Salary structures within companies are more balanced than in other European countries, hence Top managers do not have the same salary level as in the rest of Europe. “Executive search has only been on the radar in Norway for 30 years, so it is still a relatively new concept compared to other countries in Europe,” explains Christoffersen.
“Janteloven” and other cultural challenges
Another Norwegian particularity is the so-called “Janteloven” – the law of Jante. This social code not only influences interpersonal interactions, but also has an impact on the working environment. Christoffersen explains it as follows: “In Norway, there is a strict belief that no one is fundamentally better than someone else. This also leads companies to believe that they themselves are just as qualified to recruit management personnel as executive search firms.” However, many clients end up getting in touch with InterSearch Norway after being unsuccessful in their own search efforts.
“It can be difficult to convince talented candidates to move within Norway. Especially in the oil business. Norwegians are closely connected to their communities and do not like to move away from them,” Christoffersen explains. She also has a extensive experience in the relocation business. “The most difficult thing is to recruit Norwegians for positions abroad,” she says. In most of these cases, monetary incentives are the method of choice.
InterSearch partners collaborate on international searches
“Norway has a low unemployment rate and currently we have a high demand for special competencies that we have not yet trained or do not have enough of in Norway,” says Christoffersen. “We have critical needs of competent talents within IT, technology, digitalization, industry and energy.”
Norway is rapidly developing towards sustainable and green energy. This is one of the areas where InterSearch Norway benefits from the cooperation with the international InterSearch network. Together with colleagues from China, they recently recruited Chinese experts for a Norwegian battery company.

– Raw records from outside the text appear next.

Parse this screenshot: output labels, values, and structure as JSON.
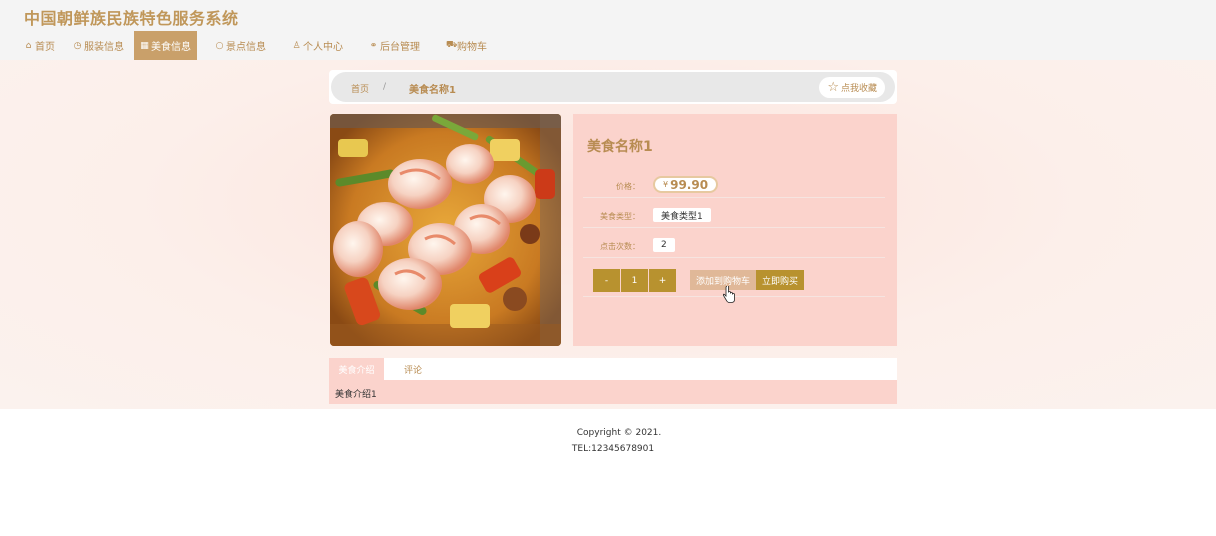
{
  "header": {
    "site_title": "中国朝鲜族民族特色服务系统"
  },
  "nav": {
    "items": [
      {
        "label": "首页",
        "icon": "home-icon"
      },
      {
        "label": "服装信息",
        "icon": "clock-icon"
      },
      {
        "label": "美食信息",
        "icon": "grid-icon"
      },
      {
        "label": "景点信息",
        "icon": "circle-icon"
      },
      {
        "label": "个人中心",
        "icon": "user-icon"
      },
      {
        "label": "后台管理",
        "icon": "link-icon"
      },
      {
        "label": "购物车",
        "icon": "cart-icon"
      }
    ],
    "active_index": 2
  },
  "breadcrumb": {
    "home": "首页",
    "separator": "/",
    "current": "美食名称1"
  },
  "favorite_button": {
    "label": "点我收藏",
    "icon": "star-icon"
  },
  "product": {
    "title": "美食名称1",
    "price_label": "价格：",
    "currency": "¥",
    "price": "99.90",
    "type_label": "美食类型：",
    "type_value": "美食类型1",
    "clicks_label": "点击次数：",
    "clicks_value": "2",
    "image": "shrimp-curry-dish"
  },
  "quantity": {
    "minus": "-",
    "value": "1",
    "plus": "+"
  },
  "actions": {
    "add_to_cart": "添加到购物车",
    "buy_now": "立即购买"
  },
  "tabs": {
    "items": [
      "美食介绍",
      "评论"
    ],
    "content": "美食介绍1"
  },
  "footer": {
    "copyright": "Copyright © 2021.",
    "tel": "TEL:12345678901"
  },
  "colors": {
    "accent": "#b88c52",
    "button": "#b8922f",
    "panel": "#fbd3cc"
  }
}
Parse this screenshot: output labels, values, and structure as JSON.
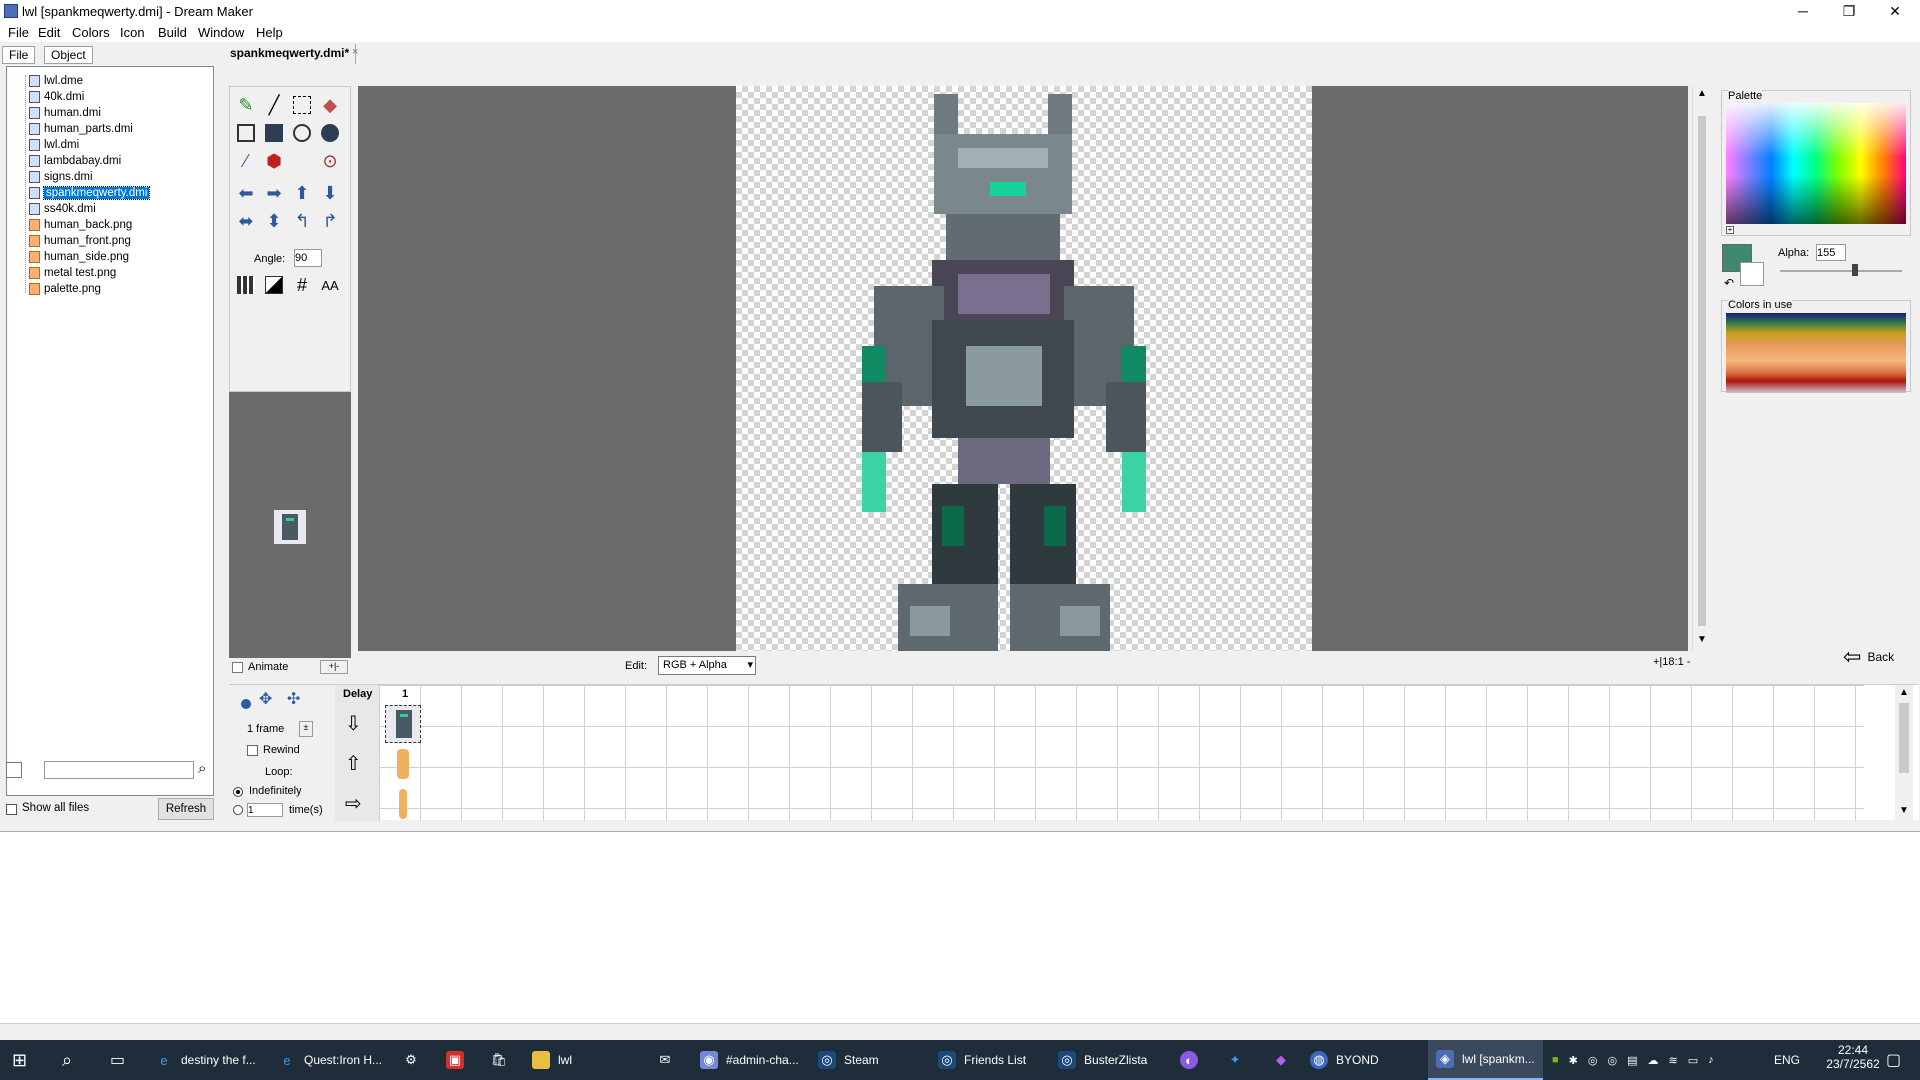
{
  "window": {
    "title": "lwl [spankmeqwerty.dmi] - Dream Maker",
    "minimize": "─",
    "maximize": "❐",
    "close": "✕"
  },
  "menu": [
    "File",
    "Edit",
    "Colors",
    "Icon",
    "Build",
    "Window",
    "Help"
  ],
  "left_tabs": [
    "File",
    "Object"
  ],
  "files": [
    {
      "name": "lwl.dme",
      "type": "dme"
    },
    {
      "name": "40k.dmi",
      "type": "dmi"
    },
    {
      "name": "human.dmi",
      "type": "dmi"
    },
    {
      "name": "human_parts.dmi",
      "type": "dmi"
    },
    {
      "name": "lwl.dmi",
      "type": "dmi"
    },
    {
      "name": "lambdabay.dmi",
      "type": "dmi"
    },
    {
      "name": "signs.dmi",
      "type": "dmi"
    },
    {
      "name": "spankmeqwerty.dmi",
      "type": "dmi",
      "selected": true
    },
    {
      "name": "ss40k.dmi",
      "type": "dmi"
    },
    {
      "name": "human_back.png",
      "type": "png"
    },
    {
      "name": "human_front.png",
      "type": "png"
    },
    {
      "name": "human_side.png",
      "type": "png"
    },
    {
      "name": "metal test.png",
      "type": "png"
    },
    {
      "name": "palette.png",
      "type": "png"
    }
  ],
  "left_bottom": {
    "search_value": "",
    "show_all_files": "Show all files",
    "refresh": "Refresh"
  },
  "editor_tab": "spankmeqwerty.dmi*",
  "tools": {
    "angle_label": "Angle:",
    "angle_value": "90",
    "aa_label": "AA"
  },
  "animate": {
    "label": "Animate"
  },
  "edit_mode": {
    "label": "Edit:",
    "value": "RGB + Alpha"
  },
  "zoom": "18:1",
  "palette": {
    "title": "Palette",
    "alpha_label": "Alpha:",
    "alpha_value": "155",
    "colors_in_use": "Colors in use",
    "current_color": "#3f8a6e"
  },
  "back_button": "Back",
  "timeline": {
    "dir_header": "Delay",
    "frame_header": "1",
    "frames_value": "1 frame",
    "rewind": "Rewind",
    "loop": "Loop:",
    "indefinitely": "Indefinitely",
    "times_value": "1",
    "times_label": "time(s)"
  },
  "taskbar": {
    "items": [
      {
        "label": "destiny the f...",
        "icon": "edge-icon"
      },
      {
        "label": "Quest:Iron H...",
        "icon": "edge-icon"
      },
      {
        "label": "",
        "icon": "settings-icon"
      },
      {
        "label": "",
        "icon": "gift-icon"
      },
      {
        "label": "",
        "icon": "store-icon"
      },
      {
        "label": "lwl",
        "icon": "folder-icon"
      },
      {
        "label": "",
        "icon": "mail-icon"
      },
      {
        "label": "#admin-cha...",
        "icon": "discord-icon"
      },
      {
        "label": "Steam",
        "icon": "steam-icon"
      },
      {
        "label": "Friends List",
        "icon": "steam-icon"
      },
      {
        "label": "BusterZlista",
        "icon": "steam-icon"
      },
      {
        "label": "BYOND",
        "icon": "byond-icon"
      },
      {
        "label": "lwl [spankm...",
        "icon": "dreammaker-icon"
      }
    ],
    "lang": "ENG",
    "time": "22:44",
    "date": "23/7/2562"
  }
}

Christoffersen assures: “The international network is an excellent selling point – not only for expertise in the renewable energy sector”.
Norway in figures
- GDP: USD 445.5 billion
- Economic growth: approx. 3 % compared to the previous year
- Per capita annual income: approx. 82,244 USD
- Inflation rate: approx. 2.6 % compared to the previous year
- Unemployment rate: 4.3 %
- Labor force participation rate: 60.8
- Employees in the service sector: approx. 78.9 %
Source: Statista, Destatis 2020/21